## Work task
Every line below should be set down exactly as it appears.

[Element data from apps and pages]

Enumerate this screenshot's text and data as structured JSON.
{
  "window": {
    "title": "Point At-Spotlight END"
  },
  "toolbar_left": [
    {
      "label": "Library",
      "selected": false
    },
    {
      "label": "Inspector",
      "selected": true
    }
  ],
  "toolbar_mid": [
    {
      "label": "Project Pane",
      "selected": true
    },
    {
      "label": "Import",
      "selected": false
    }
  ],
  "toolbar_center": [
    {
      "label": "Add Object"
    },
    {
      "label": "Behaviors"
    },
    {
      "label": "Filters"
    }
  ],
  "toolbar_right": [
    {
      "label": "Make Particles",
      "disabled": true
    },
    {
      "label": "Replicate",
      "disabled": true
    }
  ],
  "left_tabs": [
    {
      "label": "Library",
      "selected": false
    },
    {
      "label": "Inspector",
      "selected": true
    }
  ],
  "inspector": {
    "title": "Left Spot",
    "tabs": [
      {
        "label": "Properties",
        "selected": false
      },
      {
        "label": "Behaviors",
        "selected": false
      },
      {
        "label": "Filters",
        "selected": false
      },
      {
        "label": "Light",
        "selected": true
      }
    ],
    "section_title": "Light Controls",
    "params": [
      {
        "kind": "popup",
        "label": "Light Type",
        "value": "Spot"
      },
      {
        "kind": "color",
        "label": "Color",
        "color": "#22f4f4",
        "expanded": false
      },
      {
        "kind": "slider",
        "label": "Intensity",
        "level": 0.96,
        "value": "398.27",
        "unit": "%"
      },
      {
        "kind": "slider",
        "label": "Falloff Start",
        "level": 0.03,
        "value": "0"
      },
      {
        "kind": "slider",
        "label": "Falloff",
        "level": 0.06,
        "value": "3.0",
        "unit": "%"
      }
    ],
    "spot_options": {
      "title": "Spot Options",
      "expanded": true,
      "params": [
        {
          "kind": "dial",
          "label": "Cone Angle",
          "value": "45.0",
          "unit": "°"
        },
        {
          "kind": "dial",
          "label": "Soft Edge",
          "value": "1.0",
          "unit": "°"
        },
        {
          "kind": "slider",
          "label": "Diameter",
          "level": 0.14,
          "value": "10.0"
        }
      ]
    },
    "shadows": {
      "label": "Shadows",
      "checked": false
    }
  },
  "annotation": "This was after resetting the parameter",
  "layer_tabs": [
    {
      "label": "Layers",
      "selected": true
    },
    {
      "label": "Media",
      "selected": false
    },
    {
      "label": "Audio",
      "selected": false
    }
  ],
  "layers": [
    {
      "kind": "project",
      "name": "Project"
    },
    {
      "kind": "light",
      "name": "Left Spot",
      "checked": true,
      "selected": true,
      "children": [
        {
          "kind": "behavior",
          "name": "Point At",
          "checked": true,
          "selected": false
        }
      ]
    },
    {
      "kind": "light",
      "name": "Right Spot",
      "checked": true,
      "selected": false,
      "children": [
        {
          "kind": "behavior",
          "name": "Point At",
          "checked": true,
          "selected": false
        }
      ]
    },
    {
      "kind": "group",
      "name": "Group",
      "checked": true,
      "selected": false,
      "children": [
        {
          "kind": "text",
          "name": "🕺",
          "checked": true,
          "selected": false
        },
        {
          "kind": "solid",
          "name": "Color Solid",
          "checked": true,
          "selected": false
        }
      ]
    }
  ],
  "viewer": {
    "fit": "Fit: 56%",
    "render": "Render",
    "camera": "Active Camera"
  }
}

## Answer section
Enumerate this screenshot's text and data as structured JSON.
{
  "window": {
    "title": "Point At-Spotlight END"
  },
  "toolbar_left": [
    {
      "label": "Library",
      "selected": false
    },
    {
      "label": "Inspector",
      "selected": true
    }
  ],
  "toolbar_mid": [
    {
      "label": "Project Pane",
      "selected": true
    },
    {
      "label": "Import",
      "selected": false
    }
  ],
  "toolbar_center": [
    {
      "label": "Add Object"
    },
    {
      "label": "Behaviors"
    },
    {
      "label": "Filters"
    }
  ],
  "toolbar_right": [
    {
      "label": "Make Particles",
      "disabled": true
    },
    {
      "label": "Replicate",
      "disabled": true
    }
  ],
  "left_tabs": [
    {
      "label": "Library",
      "selected": false
    },
    {
      "label": "Inspector",
      "selected": true
    }
  ],
  "inspector": {
    "title": "Left Spot",
    "tabs": [
      {
        "label": "Properties",
        "selected": false
      },
      {
        "label": "Behaviors",
        "selected": false
      },
      {
        "label": "Filters",
        "selected": false
      },
      {
        "label": "Light",
        "selected": true
      }
    ],
    "section_title": "Light Controls",
    "params": [
      {
        "kind": "popup",
        "label": "Light Type",
        "value": "Spot"
      },
      {
        "kind": "color",
        "label": "Color",
        "color": "#22f4f4",
        "expanded": false
      },
      {
        "kind": "slider",
        "label": "Intensity",
        "level": 0.96,
        "value": "398.27",
        "unit": "%"
      },
      {
        "kind": "slider",
        "label": "Falloff Start",
        "level": 0.03,
        "value": "0"
      },
      {
        "kind": "slider",
        "label": "Falloff",
        "level": 0.06,
        "value": "3.0",
        "unit": "%"
      }
    ],
    "spot_options": {
      "title": "Spot Options",
      "expanded": true,
      "params": [
        {
          "kind": "dial",
          "label": "Cone Angle",
          "value": "45.0",
          "unit": "°"
        },
        {
          "kind": "dial",
          "label": "Soft Edge",
          "value": "1.0",
          "unit": "°"
        },
        {
          "kind": "slider",
          "label": "Diameter",
          "level": 0.14,
          "value": "10.0"
        }
      ]
    },
    "shadows": {
      "label": "Shadows",
      "checked": false
    }
  },
  "annotation": "This was after resetting the parameter",
  "layer_tabs": [
    {
      "label": "Layers",
      "selected": true
    },
    {
      "label": "Media",
      "selected": false
    },
    {
      "label": "Audio",
      "selected": false
    }
  ],
  "layers": [
    {
      "kind": "project",
      "name": "Project"
    },
    {
      "kind": "light",
      "name": "Left Spot",
      "checked": true,
      "selected": true,
      "children": [
        {
          "kind": "behavior",
          "name": "Point At",
          "checked": true,
          "selected": false
        }
      ]
    },
    {
      "kind": "light",
      "name": "Right Spot",
      "checked": true,
      "selected": false,
      "children": [
        {
          "kind": "behavior",
          "name": "Point At",
          "checked": true,
          "selected": false
        }
      ]
    },
    {
      "kind": "group",
      "name": "Group",
      "checked": true,
      "selected": false,
      "children": [
        {
          "kind": "text",
          "name": "🕺",
          "checked": true,
          "selected": false
        },
        {
          "kind": "solid",
          "name": "Color Solid",
          "checked": true,
          "selected": false
        }
      ]
    }
  ],
  "viewer": {
    "fit": "Fit: 56%",
    "render": "Render",
    "camera": "Active Camera"
  }
}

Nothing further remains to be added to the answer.